Among the issues discussed were opportunities for and the challenges of building partnerships with small and medium-sized enterprises and social enterprises; innovative partnerships for sustainable development; United Nations brand management; enhancing collaboration at country level; and private-sector investment in support of food security and poverty reduction.
The meeting follows the adoption, in 2011, of a United Nations General Assembly resolution that recognizes the crucial role of the private sector in meeting the Millennium Development Goals. This strong governmental support reinforces the mandate of the United Nations to engage in public-private sector partnerships to advance humanitarian and development objectives. In addition, Secretary-General Ban Ki-moon has made working with the private sector one of the key priorities of his second term in office.

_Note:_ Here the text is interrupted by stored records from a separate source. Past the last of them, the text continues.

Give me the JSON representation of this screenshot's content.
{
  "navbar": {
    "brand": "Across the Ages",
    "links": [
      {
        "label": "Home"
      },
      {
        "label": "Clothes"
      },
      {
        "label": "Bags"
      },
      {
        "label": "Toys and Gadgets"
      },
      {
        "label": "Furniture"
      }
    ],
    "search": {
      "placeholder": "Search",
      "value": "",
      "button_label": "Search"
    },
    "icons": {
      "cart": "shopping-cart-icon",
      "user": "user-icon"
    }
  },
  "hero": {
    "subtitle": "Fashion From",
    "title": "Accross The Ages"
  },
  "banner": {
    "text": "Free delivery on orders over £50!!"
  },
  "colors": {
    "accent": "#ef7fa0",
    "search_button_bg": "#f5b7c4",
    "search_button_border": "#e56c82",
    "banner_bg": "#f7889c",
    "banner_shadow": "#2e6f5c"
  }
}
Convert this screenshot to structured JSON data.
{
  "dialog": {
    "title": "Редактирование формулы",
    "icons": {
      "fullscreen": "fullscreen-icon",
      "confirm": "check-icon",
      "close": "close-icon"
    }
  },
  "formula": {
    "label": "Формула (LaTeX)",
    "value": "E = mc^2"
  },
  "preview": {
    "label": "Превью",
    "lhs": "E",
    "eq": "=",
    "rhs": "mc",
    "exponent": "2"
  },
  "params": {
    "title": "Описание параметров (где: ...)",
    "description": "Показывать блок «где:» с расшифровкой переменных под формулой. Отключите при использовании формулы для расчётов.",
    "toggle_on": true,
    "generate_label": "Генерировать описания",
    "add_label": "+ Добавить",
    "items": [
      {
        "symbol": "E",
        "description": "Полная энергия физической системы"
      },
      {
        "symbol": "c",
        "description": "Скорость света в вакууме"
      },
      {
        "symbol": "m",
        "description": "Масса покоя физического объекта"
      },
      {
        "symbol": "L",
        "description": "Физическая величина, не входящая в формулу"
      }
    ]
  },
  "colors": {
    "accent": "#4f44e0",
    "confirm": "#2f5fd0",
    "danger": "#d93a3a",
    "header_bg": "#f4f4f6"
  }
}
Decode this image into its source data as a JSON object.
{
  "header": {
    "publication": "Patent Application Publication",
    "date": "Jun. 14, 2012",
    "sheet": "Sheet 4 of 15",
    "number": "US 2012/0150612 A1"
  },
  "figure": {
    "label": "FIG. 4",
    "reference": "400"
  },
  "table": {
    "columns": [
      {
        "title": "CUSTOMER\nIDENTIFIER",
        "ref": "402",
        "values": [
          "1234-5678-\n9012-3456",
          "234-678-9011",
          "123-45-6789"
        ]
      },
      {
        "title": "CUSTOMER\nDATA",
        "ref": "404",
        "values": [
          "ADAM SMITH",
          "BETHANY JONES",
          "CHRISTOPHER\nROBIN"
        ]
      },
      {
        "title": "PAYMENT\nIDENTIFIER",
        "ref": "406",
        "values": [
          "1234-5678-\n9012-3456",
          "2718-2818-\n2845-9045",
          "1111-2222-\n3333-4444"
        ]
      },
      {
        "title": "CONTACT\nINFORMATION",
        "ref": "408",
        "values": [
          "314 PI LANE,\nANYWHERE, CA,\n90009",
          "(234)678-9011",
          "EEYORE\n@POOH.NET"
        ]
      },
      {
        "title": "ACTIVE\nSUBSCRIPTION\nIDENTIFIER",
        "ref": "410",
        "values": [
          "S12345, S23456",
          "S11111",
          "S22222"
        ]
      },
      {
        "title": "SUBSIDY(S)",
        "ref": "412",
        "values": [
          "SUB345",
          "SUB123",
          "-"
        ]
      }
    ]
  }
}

UNODC has been working to promote private-sector partnership in order to combat transnational organized crime and corruption.
In January, Backes and Strauss, the London-based watchmakers, decided to support UNODC in raising funds for victims of human trafficking by launching an exclusive line of "Victoria Blue Heart" watches. A portion of the proceeds from sales will go towards the Voluntary Trust Fund for Victims of Human Trafficking.
In October 2011, the UNODC Blue Heart Campaign against Human Trafficking entered into a joint venture with luxury fashion label Beulah London, a socially conscious brand which, through the manufacture of its fashion items, works with women who have escaped the sex trade in India. Proceeds from the sales profits also go to the Voluntary Trust Fund.
Representatives from the United Nations Global Compact and leading international companies have praised the Blue Heart Campaign partnerships and suggested that they should serve as a source of inspiration for partnerships between the United Nations and the private sector.
UNODC is also a beneficiary of $3.05 million in financing for anti-corruption projects from the Siemens Integrity Initiative, part of the World Bank-Siemens AG comprehensive settlement in accordance with which Siemens has undertaken to support global efforts to fight corruption and fraud.
In April 2011, at the request of the Commission on Crime Prevention and Criminal Justice, UNODC organized a symposium bringing together government officials and private-sector experts from banking and financial institutions, international shipping companies and organizations working to tackle wildlife and forest crime and cybercrime. Participants in the symposium discussed public-private partnerships as a mechanism for combating transnational crime, shared best practices and mapped possible future joint initiatives.
The United Nations-private sector meeting, which brought together more than 100 participants, was hosted by UNODC and the United Nations Industrial Development Organization.